The road, which I wouldn’t want to drive my car over, was loosely paved with stones ranging in size from a man’s fist to a baby’s head. Water bars crossed at odd intervals and the cool, gray surface of slick rock rose in lumps from the road bed’s sand like shields abandoned on an ancient battle field. Tilt the whole image at a precipitous angle, throw in a few switchbacks, and you get a sense of the surface my five team mates and I found ourselves flying down at mile 96 of the Rapha Gentlemen’s Race.
I had thought that I was being challenged much earlier in the day as our team, having started last of among 21 others, passed two others in quick succession. Back then (months ago?) I thought a challenge was holding my friend’s wheel on a small hill; the 135 miles would be easy. Now, legs tired and mouth dry, jersey crusty with salt, bike damaged and knee bloodied, I realized that the race was crazy in concept and execution — anything but easy. So, I rode my brakes down the hill, swooping from left to right seeking a smoother line. I skidded around turns and held on tight. At the bottom, the team paused to regroup. We all shared a common look, which said: “Dear Rapha, I will ride my bike from here to the moon, so long as I do not have to ride my road bike down anything like that, ever again. Sincerely, Team Bicycling.”

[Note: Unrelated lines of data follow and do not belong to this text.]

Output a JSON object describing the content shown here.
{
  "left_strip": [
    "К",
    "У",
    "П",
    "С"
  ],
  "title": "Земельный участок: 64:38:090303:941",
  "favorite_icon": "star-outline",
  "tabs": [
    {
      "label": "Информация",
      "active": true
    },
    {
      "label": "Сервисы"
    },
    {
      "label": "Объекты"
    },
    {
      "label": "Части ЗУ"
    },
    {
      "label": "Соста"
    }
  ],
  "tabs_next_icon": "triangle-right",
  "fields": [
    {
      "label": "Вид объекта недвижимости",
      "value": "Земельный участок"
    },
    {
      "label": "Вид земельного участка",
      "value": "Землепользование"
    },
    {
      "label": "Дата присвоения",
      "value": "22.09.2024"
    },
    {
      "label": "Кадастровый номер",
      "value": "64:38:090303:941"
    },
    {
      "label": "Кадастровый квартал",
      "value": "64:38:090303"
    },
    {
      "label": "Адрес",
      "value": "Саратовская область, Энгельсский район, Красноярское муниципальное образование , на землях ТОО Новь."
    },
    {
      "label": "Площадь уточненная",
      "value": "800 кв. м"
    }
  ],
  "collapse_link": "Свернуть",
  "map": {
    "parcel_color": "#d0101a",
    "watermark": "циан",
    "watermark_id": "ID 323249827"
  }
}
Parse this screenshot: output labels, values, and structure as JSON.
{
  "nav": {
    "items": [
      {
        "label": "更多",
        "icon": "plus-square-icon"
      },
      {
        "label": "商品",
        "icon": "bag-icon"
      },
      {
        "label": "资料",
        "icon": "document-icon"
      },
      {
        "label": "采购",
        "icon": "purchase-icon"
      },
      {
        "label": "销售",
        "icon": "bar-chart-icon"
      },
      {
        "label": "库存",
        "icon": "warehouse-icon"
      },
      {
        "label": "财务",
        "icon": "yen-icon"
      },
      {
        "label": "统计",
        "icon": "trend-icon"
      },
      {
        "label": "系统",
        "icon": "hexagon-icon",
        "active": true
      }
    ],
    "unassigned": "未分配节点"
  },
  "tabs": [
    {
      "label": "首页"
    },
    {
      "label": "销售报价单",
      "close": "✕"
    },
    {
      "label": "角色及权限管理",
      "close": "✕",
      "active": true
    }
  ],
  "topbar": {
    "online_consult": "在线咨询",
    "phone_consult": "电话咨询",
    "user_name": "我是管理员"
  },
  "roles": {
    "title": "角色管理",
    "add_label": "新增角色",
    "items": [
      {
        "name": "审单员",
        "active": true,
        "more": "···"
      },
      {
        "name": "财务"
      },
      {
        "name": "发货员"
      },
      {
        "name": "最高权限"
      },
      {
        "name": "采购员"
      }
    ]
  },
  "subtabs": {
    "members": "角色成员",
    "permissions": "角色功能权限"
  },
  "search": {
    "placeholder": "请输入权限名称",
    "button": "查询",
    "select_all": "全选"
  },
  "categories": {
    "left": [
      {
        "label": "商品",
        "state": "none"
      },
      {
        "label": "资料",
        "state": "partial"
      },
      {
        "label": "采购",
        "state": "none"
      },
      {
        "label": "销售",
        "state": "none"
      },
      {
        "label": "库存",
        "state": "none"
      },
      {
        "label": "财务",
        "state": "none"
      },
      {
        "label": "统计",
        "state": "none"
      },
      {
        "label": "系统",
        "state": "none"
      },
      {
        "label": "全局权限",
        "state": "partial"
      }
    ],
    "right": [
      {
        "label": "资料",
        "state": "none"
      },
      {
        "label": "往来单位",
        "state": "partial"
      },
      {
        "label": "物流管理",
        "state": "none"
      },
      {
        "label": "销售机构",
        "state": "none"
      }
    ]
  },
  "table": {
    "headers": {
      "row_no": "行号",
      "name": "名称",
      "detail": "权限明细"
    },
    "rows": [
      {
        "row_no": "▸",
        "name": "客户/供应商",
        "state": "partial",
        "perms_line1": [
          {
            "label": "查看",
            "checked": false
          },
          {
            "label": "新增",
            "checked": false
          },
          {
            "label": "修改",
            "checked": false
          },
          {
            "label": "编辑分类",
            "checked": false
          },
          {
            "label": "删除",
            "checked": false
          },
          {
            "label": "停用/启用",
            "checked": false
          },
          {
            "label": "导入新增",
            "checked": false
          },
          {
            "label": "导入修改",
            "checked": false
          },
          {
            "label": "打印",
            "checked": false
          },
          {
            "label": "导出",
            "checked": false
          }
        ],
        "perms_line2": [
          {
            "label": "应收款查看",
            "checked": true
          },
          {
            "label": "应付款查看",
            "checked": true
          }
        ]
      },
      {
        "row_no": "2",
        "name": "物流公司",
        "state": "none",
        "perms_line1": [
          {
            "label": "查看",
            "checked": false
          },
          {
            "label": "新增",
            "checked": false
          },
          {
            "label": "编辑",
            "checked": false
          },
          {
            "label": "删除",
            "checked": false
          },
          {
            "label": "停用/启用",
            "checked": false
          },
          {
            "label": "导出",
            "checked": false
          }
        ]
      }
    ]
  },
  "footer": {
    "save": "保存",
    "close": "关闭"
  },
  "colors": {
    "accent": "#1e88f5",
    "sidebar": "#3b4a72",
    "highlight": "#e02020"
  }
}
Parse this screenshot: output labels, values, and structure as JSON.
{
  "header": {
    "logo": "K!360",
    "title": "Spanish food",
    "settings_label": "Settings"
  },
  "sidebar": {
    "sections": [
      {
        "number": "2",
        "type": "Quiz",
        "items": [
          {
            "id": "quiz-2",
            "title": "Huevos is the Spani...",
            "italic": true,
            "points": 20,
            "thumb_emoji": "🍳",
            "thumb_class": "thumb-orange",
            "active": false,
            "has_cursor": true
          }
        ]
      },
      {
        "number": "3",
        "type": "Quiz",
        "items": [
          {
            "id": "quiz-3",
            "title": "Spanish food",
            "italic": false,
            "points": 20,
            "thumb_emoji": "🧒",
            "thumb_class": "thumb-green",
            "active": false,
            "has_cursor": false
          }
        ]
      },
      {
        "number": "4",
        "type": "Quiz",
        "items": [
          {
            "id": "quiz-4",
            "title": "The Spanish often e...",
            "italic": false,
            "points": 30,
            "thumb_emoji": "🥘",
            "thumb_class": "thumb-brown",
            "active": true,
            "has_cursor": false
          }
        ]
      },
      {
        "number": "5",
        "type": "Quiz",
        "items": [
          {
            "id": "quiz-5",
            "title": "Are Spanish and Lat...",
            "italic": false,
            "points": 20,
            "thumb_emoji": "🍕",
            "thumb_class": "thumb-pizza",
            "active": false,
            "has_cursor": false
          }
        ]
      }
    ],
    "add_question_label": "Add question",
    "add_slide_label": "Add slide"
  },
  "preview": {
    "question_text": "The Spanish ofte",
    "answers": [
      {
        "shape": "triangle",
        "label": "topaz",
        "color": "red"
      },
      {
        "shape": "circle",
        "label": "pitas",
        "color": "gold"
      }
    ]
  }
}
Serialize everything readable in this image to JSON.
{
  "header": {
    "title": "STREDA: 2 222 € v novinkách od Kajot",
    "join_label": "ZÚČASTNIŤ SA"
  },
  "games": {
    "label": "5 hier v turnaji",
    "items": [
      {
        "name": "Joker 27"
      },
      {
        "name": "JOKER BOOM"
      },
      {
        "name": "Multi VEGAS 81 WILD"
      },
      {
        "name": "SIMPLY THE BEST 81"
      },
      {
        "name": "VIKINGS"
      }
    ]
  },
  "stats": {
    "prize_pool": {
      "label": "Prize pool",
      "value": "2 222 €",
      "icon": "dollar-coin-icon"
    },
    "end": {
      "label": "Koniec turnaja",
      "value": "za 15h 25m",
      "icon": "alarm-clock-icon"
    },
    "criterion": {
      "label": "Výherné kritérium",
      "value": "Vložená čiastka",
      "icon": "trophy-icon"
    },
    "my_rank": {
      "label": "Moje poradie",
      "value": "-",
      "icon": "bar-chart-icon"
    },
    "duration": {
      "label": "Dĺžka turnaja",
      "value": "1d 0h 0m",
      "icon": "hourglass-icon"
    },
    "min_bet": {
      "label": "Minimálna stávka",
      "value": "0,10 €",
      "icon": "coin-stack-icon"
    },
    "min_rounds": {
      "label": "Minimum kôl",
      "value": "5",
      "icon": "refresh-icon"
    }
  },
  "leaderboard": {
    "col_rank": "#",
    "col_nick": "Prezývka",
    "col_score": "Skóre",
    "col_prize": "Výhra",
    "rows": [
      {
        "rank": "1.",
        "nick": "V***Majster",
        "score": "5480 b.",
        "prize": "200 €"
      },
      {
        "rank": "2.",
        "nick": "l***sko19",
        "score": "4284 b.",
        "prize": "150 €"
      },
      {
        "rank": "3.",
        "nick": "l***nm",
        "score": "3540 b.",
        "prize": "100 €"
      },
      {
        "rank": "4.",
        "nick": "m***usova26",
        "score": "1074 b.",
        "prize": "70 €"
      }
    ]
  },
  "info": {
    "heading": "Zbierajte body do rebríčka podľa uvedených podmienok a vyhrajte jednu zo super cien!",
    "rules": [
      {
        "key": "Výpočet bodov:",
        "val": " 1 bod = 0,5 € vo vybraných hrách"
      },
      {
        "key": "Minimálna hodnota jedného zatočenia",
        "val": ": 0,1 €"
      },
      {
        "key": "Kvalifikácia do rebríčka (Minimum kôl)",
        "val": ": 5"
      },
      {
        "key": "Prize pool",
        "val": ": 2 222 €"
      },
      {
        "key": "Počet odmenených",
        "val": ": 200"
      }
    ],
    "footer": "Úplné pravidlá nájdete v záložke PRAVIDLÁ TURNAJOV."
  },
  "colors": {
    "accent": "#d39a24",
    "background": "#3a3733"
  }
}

Fortunately, things got a little easier from there, even as we crossed over Blue Mountain once more and then embarked on an endless series of rolling hills. Over the course of the day, every rider on our team tested his or her limits. Maybe that was the point? We rode safely down Bake Oven Road, managed to keep turning the pedals harder than other teams, and remained friends after finishing — all minor miracles. That we set the day’s fastest time on the course — well, that was just old fashioned hard work.